[Opening Task inputs section]
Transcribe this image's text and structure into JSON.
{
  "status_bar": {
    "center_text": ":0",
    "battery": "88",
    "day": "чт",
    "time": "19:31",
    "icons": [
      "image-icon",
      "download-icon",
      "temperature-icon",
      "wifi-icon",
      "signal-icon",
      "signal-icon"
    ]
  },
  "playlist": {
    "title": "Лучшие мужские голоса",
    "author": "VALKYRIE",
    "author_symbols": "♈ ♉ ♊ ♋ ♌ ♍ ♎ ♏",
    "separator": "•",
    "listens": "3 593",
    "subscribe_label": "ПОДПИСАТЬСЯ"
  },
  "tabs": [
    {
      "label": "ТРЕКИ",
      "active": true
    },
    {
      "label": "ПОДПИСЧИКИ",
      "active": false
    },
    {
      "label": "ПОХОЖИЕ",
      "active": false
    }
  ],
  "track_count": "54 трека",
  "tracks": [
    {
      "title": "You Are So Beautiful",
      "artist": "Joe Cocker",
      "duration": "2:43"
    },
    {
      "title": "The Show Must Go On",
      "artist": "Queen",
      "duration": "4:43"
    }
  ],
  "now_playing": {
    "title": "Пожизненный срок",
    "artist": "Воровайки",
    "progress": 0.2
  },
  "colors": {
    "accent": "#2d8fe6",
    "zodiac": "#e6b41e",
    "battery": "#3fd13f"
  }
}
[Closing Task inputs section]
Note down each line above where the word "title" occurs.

_Solution for this problem_.
    "title": "Лучшие мужские голоса",
      "title": "You Are So Beautiful",
      "title": "The Show Must Go On",
    "title": "Пожизненный срок",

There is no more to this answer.